An anonymous reader sends this quote from a blog post about a very odd technical issue and some clever debugging: "Packets of death. I started calling them that because that’s exactly what they are. ... This customer location, for some reason or another, could predictably bring down the ethernet controller with voice traffic on their network. Let me elaborate on that for a second. When I say “bring down” an ethernet controller I mean BRING DOWN an ethernet controller. The system and ethernet interfaces would appear fine and then after a random amount of traffic the interface would report a hardware error (lost communication with PHY) and lose link. Literally the link lights on the switch and interface would go out. It was dead.
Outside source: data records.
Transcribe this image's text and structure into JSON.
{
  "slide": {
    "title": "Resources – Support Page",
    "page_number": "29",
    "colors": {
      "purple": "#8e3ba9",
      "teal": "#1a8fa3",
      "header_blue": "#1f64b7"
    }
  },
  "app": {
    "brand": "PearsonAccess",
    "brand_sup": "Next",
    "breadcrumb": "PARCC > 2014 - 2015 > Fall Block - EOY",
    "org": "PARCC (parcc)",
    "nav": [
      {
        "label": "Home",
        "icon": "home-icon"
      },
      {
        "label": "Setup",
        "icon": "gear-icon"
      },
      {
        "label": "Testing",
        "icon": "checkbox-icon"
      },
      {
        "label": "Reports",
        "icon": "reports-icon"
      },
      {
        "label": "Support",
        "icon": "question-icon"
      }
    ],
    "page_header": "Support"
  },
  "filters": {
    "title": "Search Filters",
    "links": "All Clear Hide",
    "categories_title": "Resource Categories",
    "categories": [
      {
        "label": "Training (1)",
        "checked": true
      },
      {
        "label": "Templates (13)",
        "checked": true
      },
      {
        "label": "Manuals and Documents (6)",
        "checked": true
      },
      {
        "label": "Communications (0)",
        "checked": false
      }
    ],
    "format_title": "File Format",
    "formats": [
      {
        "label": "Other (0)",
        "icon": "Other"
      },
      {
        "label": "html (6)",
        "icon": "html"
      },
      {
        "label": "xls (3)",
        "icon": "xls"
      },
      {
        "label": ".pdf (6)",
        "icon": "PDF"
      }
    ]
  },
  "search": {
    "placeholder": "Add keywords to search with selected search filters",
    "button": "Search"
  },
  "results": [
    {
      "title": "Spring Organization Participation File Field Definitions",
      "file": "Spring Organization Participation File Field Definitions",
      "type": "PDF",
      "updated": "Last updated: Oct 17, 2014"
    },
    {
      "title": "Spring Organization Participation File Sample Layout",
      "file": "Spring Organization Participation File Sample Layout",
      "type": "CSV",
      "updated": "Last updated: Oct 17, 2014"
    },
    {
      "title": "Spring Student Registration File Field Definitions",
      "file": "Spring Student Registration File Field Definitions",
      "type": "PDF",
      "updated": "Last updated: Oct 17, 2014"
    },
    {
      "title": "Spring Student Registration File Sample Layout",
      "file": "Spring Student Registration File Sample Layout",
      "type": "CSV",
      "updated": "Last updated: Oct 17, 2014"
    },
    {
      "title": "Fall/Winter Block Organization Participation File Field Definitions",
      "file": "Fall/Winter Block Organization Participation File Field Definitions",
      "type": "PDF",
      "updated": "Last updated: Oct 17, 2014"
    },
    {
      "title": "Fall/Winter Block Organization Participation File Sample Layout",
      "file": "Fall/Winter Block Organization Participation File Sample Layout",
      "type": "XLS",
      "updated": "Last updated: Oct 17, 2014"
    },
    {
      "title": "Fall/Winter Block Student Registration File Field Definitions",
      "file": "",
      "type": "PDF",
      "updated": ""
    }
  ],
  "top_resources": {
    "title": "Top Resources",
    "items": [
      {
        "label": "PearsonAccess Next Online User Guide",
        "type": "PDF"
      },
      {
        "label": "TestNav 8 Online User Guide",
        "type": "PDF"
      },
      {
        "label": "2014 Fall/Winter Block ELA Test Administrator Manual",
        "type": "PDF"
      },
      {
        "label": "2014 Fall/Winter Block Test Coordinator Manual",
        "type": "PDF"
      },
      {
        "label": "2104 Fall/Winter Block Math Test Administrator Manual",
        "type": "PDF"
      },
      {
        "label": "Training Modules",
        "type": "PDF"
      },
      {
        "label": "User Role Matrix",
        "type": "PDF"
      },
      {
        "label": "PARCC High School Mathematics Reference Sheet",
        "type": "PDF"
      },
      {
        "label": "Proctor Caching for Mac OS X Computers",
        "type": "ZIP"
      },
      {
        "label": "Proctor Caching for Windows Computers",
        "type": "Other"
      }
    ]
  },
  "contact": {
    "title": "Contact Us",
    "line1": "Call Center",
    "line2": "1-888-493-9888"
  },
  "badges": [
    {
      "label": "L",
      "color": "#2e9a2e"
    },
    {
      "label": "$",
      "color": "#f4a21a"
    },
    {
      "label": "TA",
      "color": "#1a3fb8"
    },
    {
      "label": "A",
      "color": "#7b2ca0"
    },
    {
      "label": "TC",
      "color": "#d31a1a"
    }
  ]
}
Nothing but a power cycle would bring it back. ... While debugging with this very patient reseller I started stopping the packet captures as soon as the interface dropped. Eventually I caught on to a pattern: the last packet out of the interface was always a 100 Trying provisional response, and it was always a specific length. Not only that, I ended up tracing this (Asterisk) response to a specific phone manufacturer’s INVITE. ... With a modified HTTP server configured to generate the data at byte value (based on headers, host, etc) you could easily configure an HTTP 200 response to contain the packet of death — and kill client machines behind firewalls!"
An anonymous reader writes "Michael Geist reports that a coalition of Canadian industry groups, including the Canadian Chamber of Commerce, the Canadian Marketing Association, the Canadian Wireless Telecommunications Association and the Entertainment Software Association of Canada, are demanding legalized spyware for private enforcement purposes. The potential scope of coverage is breathtaking: a software program secretly installed by an entertainment software company designed to detect or investigate alleged copyright infringement would be covered by this exception. This exception could potentially cover programs designed to block access to certain websites (preventing the contravention of a law as would have been the case with SOPA), attempts to access wireless networks without authorization, or even keylogger programs tracking unsuspecting users (detection and investigation)."
An anonymous reader writes "Decapping chips and recovering code or data is nothing new, but the old problem of recovering Masked ROM through visual inspection (binary '0' and '1' can be distinguished within the images) is normally done by crowd sourcing a manual typing effort. Now a tool that semi-automates this process and then recovers the data automatically has been released."
An anonymous reader writes "Yesterday afternoon, Kaspersky Labs released a definition update that blocked all Internet and Intranet access on Windows XP workstations. While there has been no official communication from Kaspersky, their forum is lit up with angry customers relying on each other to find a fix." Update: 02/05 16:42 GMT by T : Thanks to an anonymous reader, who says that Kaspersky has issued a statement, and a fix (though the fix takes some manual labor to implement).